Excerpts from an interface dataset
((

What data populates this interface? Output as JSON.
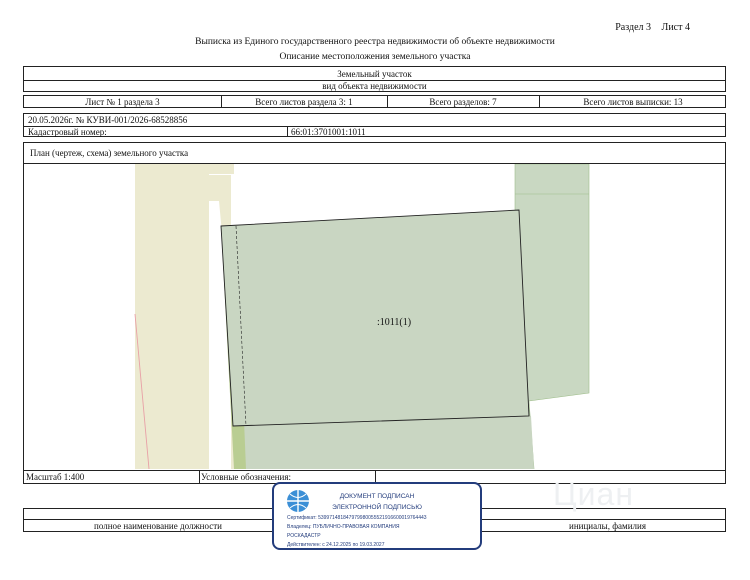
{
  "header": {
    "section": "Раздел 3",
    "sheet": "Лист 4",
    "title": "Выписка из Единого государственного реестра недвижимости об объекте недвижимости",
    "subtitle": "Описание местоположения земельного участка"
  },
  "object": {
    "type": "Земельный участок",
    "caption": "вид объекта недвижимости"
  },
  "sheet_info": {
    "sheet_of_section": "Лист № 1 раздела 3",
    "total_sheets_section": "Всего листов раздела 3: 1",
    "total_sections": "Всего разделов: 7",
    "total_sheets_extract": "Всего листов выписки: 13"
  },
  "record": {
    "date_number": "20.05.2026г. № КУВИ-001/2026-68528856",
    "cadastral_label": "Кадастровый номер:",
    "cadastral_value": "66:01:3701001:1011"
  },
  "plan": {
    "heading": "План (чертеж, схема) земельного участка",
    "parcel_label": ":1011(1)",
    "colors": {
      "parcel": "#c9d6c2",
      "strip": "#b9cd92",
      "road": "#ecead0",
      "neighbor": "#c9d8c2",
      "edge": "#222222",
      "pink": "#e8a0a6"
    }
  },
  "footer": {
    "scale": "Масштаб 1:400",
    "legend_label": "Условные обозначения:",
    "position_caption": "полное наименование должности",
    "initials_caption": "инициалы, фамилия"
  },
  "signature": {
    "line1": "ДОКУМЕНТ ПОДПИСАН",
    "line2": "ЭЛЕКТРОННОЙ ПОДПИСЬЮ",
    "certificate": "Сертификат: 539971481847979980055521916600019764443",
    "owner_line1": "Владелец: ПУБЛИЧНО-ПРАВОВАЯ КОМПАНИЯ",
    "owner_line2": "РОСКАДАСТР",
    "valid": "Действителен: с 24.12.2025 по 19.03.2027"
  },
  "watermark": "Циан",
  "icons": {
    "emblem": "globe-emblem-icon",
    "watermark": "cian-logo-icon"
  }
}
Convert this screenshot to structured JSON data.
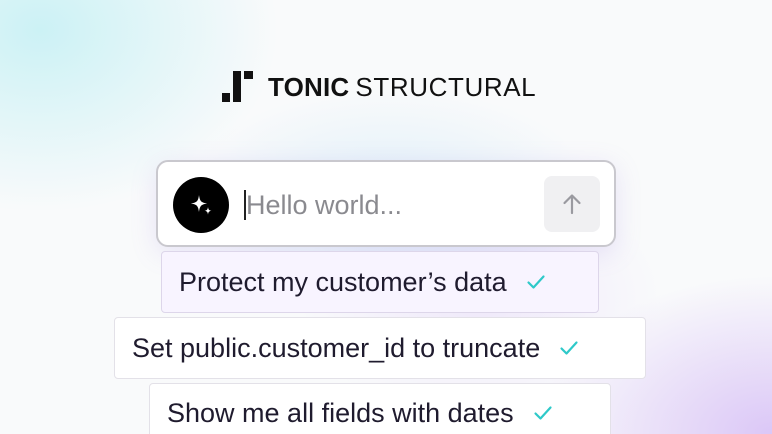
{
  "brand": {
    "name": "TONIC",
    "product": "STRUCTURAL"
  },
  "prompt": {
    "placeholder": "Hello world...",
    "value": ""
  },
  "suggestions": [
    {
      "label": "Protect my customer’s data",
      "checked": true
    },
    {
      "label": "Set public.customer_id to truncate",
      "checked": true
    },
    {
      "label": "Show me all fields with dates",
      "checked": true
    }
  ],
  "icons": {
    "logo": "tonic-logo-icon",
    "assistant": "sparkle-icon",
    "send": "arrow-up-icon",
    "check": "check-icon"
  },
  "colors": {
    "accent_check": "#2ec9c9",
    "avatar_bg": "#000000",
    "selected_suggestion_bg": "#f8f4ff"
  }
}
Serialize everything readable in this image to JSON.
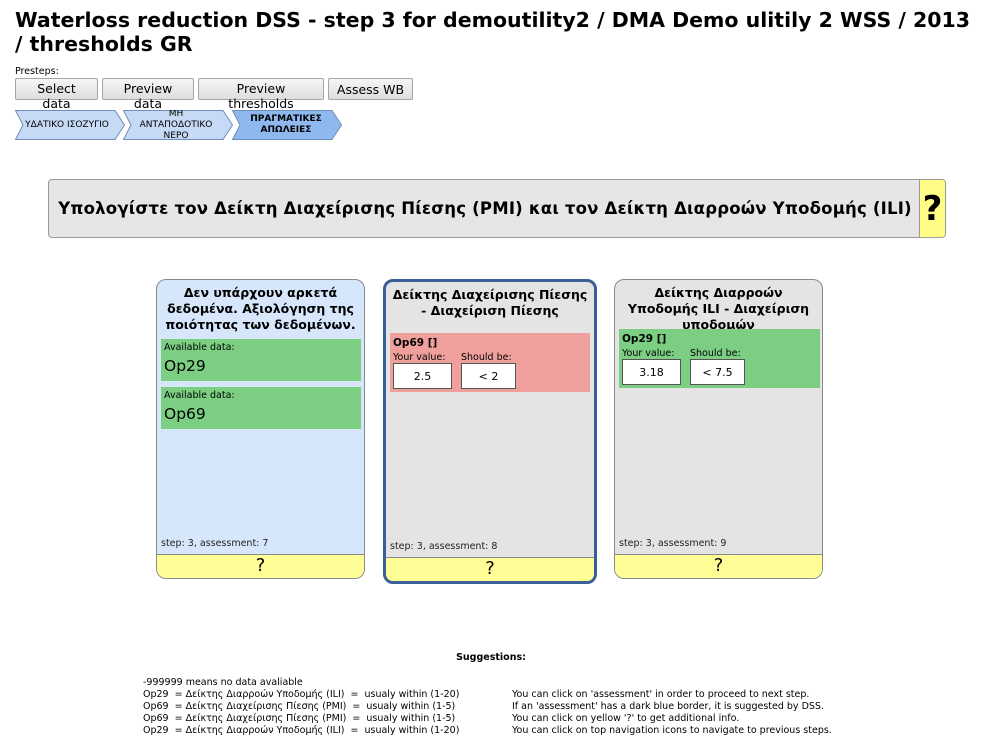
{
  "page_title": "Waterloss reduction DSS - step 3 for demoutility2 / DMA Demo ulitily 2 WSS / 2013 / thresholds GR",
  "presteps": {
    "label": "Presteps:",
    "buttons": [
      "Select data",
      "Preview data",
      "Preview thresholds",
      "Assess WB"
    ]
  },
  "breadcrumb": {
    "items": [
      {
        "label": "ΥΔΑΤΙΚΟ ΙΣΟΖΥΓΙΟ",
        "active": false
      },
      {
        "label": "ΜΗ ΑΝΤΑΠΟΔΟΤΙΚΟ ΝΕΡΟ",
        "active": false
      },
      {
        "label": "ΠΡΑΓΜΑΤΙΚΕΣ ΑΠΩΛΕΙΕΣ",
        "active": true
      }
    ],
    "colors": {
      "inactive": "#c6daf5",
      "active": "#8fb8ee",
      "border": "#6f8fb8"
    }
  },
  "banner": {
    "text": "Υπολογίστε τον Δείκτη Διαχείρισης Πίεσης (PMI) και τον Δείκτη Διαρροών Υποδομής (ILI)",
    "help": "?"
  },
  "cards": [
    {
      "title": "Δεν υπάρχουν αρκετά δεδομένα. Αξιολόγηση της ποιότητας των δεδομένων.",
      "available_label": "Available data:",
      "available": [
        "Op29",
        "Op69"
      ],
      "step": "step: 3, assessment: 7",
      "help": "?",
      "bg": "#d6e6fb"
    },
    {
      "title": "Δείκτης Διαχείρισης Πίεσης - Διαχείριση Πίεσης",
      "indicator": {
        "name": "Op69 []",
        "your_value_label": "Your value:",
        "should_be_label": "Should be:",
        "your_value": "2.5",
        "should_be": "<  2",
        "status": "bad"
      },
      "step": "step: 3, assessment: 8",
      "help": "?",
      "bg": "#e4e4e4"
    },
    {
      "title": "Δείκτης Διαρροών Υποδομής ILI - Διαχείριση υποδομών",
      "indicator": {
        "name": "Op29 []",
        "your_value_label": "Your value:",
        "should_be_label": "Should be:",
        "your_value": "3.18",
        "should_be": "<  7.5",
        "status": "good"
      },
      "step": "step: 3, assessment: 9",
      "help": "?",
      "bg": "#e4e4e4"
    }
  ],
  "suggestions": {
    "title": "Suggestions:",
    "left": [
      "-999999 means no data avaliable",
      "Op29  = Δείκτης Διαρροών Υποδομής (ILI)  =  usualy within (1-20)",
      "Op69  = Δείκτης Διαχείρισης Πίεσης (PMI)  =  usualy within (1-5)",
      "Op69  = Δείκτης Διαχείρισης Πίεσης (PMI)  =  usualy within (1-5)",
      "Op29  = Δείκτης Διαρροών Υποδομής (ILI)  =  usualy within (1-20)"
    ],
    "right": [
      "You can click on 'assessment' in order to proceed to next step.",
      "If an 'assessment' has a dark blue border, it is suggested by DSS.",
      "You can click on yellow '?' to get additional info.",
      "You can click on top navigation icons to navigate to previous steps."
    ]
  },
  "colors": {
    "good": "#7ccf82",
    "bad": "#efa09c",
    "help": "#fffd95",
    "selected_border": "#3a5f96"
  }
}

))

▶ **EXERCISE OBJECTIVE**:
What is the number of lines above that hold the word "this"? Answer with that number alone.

▶ **TASK SOLUTION**:
3